A lot of children are so used to just being handed a dummy that they just expect it and it can become a habit for the parent and child to have it at the slightest sign of upset or distress. So try putting the dummy in a different room and if your child drops it, leave it where they dropped it. You may just find that if they have to use the extra effort to go and get it themselves they may well just not bother, especially if they are being stimulated by other activities such as drawing and painting. They will learn gradually that they don’t need it and enjoy doing whatever is going on around them more than sucking on their dummy. Gradually move it further and further away until you can safely put it in the bin.
2. Simply explain they can’t have the dummy (pacifier).
If your child is old enough, from about 2 years old they will understand the word ‘no’ and simple sentences. Explain to them very clearly that they are not a baby anymore and they are becoming big girl or boy and that big girls and boys don’t need a dummy. Using this method may cause lots of tantrums and screaming to begin with but I’ve found that if persisted with, even for just 2 days, you can successfully get rid of the dummy as they learn quite quickly it is not coming back.
This is what I personally did with my own two boys; just went ‘cold turkey’ if you like.
What I did was to make sure that I filled their day with activities to distract them such as going to soft play, to the park/beach, some arts and crafts, cooking etc and when they were so engrossed in the activity they actually didn’t miss them dummy at all.
Then what I realised was it was me who was dependent on the dummy just as much as they were. I used it just to get a few minutes peace and quiet several times a day when in fact the boys wouldn’t have even asked for it.
Take time to notice if this may be you too, and of it is then, getting rid of the dummy may just be that little bit easier. Also, at night time I just soothed them by rubbing their back and gave them their favourite teddy and they soon just fell back to sleep.

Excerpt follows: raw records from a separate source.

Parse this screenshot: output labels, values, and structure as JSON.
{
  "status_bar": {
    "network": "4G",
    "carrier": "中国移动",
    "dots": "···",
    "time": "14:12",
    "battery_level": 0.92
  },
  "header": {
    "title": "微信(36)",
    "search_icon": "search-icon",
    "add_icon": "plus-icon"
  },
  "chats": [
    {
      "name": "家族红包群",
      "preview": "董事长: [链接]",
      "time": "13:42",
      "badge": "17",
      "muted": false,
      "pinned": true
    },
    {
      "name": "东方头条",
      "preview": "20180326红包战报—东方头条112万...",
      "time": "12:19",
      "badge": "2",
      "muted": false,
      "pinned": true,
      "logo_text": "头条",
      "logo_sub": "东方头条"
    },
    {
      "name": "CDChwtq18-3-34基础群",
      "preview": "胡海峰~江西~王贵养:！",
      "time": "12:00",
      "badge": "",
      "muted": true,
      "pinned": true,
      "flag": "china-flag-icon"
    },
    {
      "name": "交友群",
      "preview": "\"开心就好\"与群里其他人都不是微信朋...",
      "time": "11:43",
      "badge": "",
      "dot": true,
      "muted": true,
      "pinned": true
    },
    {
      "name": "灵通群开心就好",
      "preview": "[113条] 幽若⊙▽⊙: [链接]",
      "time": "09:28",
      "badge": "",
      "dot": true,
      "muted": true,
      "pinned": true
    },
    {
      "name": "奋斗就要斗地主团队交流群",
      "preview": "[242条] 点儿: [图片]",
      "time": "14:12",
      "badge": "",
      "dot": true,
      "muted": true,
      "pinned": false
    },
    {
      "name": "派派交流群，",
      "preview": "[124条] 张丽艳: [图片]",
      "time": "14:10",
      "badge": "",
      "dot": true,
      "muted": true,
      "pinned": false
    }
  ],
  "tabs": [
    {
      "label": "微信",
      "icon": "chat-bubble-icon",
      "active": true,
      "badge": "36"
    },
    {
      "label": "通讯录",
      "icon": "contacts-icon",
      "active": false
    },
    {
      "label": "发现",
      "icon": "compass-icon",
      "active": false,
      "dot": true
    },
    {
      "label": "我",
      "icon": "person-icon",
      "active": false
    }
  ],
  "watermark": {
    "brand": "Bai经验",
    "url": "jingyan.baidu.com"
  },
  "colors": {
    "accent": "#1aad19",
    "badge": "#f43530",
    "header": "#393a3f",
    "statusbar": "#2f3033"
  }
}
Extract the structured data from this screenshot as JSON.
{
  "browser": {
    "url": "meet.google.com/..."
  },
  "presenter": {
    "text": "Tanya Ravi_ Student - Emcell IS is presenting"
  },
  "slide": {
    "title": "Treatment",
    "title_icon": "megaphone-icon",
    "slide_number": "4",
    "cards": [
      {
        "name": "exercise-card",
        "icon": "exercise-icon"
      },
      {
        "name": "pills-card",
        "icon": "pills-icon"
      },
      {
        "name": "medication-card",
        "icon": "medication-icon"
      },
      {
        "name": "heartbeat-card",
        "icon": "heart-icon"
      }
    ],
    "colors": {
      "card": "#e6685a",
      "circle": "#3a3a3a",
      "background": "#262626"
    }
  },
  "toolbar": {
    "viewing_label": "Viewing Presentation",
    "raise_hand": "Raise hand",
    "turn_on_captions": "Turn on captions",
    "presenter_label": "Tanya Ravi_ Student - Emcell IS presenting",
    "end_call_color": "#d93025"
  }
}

You can even give your child the chance to get rid of the dummy themselves, picking them all up and putting them in the bin too. Ask them if they want to say goodbye, and although it may sound a little crazy saying goodbye to a dummy, it will provide some closure for your child as they will be losing something they’ve been depended on and comforted by
3. Give their dummy to the dummy fairy.
One way to get rid of the dummy is to tell your child about the dummy fairy.
This is particularly effective if your child has a good imagination and a lot of parents swear by this method. Simply tell your child about the dummy fairy as you would the Easter Bunny or the Tooth Fairy. Give them some warning, maybe tell them about it for a couple of weeks in advance saying,
“You know when you are nearly 2, there’s a dummy fairy that comes along and collects all the children dummies and takes them to dummy land because big girls/boys don’t need dummies anymore’.”
Keep saying something like this until you know your child understands that their dummy will eventually be taken too.
Then pick a day and prepare your child for this. Tell them that you have to collect all of their dummies together and leave them on a special plate for the fairy and that when the child gets up in the morning there will be a little present/treat for them in exchange for them leaving all their dummies.
Do this together and make sure to leave something your child will love in the morning. The child then often accepts that their dummies have gone but is happy as they have a fab gift instead to play with. It amazing how children often adapt to situations with ease when we do things the right way.
As always we’d love to hear what did and didn’t work for you when you tried to wean off a dummy. Does your child still have a dummy and nothing seems to help? Then please comment below and we’ll get back to you ASAP.
Image above courtesy of FreeDigitalPhotos.net